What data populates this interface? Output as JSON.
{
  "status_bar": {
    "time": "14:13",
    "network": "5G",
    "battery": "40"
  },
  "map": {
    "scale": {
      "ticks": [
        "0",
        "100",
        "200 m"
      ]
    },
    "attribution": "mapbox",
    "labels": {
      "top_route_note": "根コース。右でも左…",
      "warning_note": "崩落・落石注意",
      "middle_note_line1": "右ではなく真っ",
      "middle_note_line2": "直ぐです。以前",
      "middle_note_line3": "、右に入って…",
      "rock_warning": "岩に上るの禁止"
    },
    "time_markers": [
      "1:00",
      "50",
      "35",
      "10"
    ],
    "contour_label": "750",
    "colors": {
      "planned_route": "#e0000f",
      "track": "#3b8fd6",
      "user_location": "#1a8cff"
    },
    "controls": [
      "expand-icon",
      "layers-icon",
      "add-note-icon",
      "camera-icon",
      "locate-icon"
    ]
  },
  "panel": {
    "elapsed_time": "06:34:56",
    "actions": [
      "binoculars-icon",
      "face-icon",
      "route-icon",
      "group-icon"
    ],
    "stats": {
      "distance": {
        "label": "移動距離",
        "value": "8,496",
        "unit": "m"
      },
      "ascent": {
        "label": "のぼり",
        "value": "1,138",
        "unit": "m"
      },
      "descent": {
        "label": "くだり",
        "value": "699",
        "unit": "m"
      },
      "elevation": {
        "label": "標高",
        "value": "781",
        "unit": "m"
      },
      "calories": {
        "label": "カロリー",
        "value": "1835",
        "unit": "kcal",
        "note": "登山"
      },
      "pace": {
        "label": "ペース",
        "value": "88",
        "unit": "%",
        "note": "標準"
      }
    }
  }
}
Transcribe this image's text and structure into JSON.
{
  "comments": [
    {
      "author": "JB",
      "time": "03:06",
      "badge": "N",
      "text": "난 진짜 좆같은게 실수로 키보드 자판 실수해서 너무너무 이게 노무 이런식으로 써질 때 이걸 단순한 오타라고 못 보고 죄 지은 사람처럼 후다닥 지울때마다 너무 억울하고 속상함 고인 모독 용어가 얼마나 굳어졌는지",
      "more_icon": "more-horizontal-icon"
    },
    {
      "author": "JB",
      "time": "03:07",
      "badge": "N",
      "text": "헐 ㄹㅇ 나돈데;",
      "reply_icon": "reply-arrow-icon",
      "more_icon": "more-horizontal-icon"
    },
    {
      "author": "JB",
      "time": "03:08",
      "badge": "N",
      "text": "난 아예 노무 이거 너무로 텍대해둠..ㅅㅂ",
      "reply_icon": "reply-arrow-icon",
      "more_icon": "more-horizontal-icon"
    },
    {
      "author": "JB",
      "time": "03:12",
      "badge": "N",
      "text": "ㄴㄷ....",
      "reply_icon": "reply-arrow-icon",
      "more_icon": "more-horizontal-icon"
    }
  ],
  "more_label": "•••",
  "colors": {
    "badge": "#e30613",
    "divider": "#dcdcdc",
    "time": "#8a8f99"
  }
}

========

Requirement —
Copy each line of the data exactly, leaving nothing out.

Solved exercise —
What data populates this interface? Output as JSON.
{
  "status_bar": {
    "time": "14:13",
    "network": "5G",
    "battery": "40"
  },
  "map": {
    "scale": {
      "ticks": [
        "0",
        "100",
        "200 m"
      ]
    },
    "attribution": "mapbox",
    "labels": {
      "top_route_note": "根コース。右でも左…",
      "warning_note": "崩落・落石注意",
      "middle_note_line1": "右ではなく真っ",
      "middle_note_line2": "直ぐです。以前",
      "middle_note_line3": "、右に入って…",
      "rock_warning": "岩に上るの禁止"
    },
    "time_markers": [
      "1:00",
      "50",
      "35",
      "10"
    ],
    "contour_label": "750",
    "colors": {
      "planned_route": "#e0000f",
      "track": "#3b8fd6",
      "user_location": "#1a8cff"
    },
    "controls": [
      "expand-icon",
      "layers-icon",
      "add-note-icon",
      "camera-icon",
      "locate-icon"
    ]
  },
  "panel": {
    "elapsed_time": "06:34:56",
    "actions": [
      "binoculars-icon",
      "face-icon",
      "route-icon",
      "group-icon"
    ],
    "stats": {
      "distance": {
        "label": "移動距離",
        "value": "8,496",
        "unit": "m"
      },
      "ascent": {
        "label": "のぼり",
        "value": "1,138",
        "unit": "m"
      },
      "descent": {
        "label": "くだり",
        "value": "699",
        "unit": "m"
      },
      "elevation": {
        "label": "標高",
        "value": "781",
        "unit": "m"
      },
      "calories": {
        "label": "カロリー",
        "value": "1835",
        "unit": "kcal",
        "note": "登山"
      },
      "pace": {
        "label": "ペース",
        "value": "88",
        "unit": "%",
        "note": "標準"
      }
    }
  }
}
Transcribe this image's text and structure into JSON.
{
  "comments": [
    {
      "author": "JB",
      "time": "03:06",
      "badge": "N",
      "text": "난 진짜 좆같은게 실수로 키보드 자판 실수해서 너무너무 이게 노무 이런식으로 써질 때 이걸 단순한 오타라고 못 보고 죄 지은 사람처럼 후다닥 지울때마다 너무 억울하고 속상함 고인 모독 용어가 얼마나 굳어졌는지",
      "more_icon": "more-horizontal-icon"
    },
    {
      "author": "JB",
      "time": "03:07",
      "badge": "N",
      "text": "헐 ㄹㅇ 나돈데;",
      "reply_icon": "reply-arrow-icon",
      "more_icon": "more-horizontal-icon"
    },
    {
      "author": "JB",
      "time": "03:08",
      "badge": "N",
      "text": "난 아예 노무 이거 너무로 텍대해둠..ㅅㅂ",
      "reply_icon": "reply-arrow-icon",
      "more_icon": "more-horizontal-icon"
    },
    {
      "author": "JB",
      "time": "03:12",
      "badge": "N",
      "text": "ㄴㄷ....",
      "reply_icon": "reply-arrow-icon",
      "more_icon": "more-horizontal-icon"
    }
  ],
  "more_label": "•••",
  "colors": {
    "badge": "#e30613",
    "divider": "#dcdcdc",
    "time": "#8a8f99"
  }
}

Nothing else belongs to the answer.